(Records drawn from a dataset)
########################################

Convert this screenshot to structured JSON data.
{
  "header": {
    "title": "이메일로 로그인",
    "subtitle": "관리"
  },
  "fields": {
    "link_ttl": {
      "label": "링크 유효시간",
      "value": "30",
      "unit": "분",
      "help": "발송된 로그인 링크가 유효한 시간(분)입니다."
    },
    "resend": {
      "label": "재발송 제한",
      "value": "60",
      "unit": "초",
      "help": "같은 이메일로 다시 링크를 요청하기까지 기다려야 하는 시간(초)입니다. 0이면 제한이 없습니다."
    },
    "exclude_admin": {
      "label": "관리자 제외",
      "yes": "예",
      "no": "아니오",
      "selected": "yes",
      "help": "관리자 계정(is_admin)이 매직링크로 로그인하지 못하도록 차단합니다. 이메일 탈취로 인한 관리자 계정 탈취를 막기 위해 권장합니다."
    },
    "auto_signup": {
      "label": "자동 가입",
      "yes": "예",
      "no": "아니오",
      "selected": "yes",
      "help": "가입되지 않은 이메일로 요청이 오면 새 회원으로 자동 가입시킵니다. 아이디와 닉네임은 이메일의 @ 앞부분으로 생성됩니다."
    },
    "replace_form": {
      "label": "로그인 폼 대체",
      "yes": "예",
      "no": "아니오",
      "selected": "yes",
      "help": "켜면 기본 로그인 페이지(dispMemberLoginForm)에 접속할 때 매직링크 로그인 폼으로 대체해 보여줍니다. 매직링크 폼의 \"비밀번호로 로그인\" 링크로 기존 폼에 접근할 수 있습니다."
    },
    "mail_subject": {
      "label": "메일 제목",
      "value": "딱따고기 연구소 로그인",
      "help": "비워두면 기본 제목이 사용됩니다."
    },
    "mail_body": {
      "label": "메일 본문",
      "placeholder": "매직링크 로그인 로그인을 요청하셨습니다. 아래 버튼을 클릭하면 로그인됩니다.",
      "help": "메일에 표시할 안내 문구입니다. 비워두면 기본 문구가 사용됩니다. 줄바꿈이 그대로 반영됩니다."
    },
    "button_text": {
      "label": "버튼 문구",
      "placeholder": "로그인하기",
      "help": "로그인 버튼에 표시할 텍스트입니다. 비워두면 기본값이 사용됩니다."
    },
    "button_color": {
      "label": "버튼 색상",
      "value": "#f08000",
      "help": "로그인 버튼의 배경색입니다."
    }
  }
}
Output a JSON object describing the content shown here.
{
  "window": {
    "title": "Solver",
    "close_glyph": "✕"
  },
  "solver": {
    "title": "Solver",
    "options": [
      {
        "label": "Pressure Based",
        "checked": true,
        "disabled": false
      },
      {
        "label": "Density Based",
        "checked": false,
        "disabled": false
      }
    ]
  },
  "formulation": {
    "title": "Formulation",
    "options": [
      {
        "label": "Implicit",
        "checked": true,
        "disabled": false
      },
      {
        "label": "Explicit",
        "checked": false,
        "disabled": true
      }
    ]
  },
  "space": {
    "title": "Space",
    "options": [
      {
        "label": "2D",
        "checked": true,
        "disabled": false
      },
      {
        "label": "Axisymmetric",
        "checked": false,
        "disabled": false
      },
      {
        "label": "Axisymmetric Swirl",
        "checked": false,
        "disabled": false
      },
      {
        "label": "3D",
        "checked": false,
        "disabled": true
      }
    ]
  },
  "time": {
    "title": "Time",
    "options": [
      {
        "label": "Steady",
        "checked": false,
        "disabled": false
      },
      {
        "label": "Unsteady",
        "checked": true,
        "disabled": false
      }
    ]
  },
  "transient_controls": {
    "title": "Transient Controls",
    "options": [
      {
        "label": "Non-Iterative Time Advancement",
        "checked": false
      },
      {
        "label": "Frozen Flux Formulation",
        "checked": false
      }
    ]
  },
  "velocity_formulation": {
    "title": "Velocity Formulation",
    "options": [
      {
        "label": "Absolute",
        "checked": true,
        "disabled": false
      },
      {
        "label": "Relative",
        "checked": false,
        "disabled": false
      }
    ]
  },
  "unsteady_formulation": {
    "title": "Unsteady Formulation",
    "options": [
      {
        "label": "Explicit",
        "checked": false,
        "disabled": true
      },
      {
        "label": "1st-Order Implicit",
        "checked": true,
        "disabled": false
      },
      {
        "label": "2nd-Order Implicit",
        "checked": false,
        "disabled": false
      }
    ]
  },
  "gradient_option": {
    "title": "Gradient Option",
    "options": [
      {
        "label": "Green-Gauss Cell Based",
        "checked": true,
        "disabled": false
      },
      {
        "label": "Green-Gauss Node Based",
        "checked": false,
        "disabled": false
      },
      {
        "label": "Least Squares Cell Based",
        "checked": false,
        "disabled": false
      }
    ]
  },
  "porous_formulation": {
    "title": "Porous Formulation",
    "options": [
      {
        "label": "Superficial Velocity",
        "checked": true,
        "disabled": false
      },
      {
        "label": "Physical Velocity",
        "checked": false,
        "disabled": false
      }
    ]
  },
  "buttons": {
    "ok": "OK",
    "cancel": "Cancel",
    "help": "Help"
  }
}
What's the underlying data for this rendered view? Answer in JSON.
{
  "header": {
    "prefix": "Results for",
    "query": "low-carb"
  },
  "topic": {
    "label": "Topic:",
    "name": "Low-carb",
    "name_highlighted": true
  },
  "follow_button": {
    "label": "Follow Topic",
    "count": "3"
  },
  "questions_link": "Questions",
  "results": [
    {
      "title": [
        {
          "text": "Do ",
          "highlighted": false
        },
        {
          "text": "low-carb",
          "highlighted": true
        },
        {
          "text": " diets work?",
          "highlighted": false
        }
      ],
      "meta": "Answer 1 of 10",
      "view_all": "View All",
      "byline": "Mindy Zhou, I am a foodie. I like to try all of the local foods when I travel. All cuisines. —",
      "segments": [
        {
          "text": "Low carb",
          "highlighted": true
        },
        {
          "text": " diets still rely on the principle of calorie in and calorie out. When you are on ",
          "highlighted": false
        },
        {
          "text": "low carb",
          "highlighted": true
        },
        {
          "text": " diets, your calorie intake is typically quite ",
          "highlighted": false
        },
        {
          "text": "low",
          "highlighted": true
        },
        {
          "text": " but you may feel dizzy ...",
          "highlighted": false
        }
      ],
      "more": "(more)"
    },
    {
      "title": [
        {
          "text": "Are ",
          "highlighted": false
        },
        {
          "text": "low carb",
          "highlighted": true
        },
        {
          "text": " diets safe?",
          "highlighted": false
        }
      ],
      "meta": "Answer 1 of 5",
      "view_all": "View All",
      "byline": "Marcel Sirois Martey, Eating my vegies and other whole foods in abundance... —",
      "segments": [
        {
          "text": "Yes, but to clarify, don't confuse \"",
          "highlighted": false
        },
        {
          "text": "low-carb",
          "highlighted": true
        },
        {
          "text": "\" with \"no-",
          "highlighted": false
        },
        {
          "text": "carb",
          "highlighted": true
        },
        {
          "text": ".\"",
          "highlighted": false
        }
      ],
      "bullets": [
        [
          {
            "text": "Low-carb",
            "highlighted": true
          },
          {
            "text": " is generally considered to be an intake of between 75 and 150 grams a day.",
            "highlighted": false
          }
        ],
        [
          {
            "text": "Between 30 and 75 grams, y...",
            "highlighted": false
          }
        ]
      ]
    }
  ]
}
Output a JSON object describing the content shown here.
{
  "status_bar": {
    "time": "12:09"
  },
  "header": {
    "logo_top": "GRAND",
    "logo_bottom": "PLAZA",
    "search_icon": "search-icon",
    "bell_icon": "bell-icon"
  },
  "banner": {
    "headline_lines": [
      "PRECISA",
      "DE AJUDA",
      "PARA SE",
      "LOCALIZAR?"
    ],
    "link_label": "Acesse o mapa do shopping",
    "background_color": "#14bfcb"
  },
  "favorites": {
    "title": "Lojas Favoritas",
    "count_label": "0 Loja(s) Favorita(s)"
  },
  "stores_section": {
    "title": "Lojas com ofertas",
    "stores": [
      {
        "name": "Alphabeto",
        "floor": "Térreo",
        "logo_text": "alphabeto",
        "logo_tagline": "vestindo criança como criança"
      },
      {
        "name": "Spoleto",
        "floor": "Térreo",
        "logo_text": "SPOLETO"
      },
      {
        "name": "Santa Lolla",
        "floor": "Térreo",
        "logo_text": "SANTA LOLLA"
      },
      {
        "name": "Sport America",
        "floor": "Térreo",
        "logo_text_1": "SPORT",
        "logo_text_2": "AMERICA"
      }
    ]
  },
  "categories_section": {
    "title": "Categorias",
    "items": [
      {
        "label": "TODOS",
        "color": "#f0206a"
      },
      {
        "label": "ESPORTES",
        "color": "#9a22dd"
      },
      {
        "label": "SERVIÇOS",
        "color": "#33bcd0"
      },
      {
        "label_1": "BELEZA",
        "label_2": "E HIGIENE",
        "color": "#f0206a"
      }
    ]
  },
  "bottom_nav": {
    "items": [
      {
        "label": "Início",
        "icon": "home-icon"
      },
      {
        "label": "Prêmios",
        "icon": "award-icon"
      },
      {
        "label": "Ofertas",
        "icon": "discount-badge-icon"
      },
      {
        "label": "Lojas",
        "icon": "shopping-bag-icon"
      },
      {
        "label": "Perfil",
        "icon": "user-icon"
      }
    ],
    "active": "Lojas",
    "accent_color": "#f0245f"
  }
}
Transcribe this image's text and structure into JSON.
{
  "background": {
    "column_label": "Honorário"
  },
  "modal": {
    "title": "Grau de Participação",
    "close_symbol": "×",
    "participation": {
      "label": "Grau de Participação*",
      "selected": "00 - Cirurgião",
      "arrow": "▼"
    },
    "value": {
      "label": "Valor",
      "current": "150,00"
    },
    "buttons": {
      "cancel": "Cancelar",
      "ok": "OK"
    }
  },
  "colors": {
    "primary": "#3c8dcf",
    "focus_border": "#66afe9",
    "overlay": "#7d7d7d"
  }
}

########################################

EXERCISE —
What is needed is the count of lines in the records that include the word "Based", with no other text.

SOLUTION FOR THIS EXERCISE —
5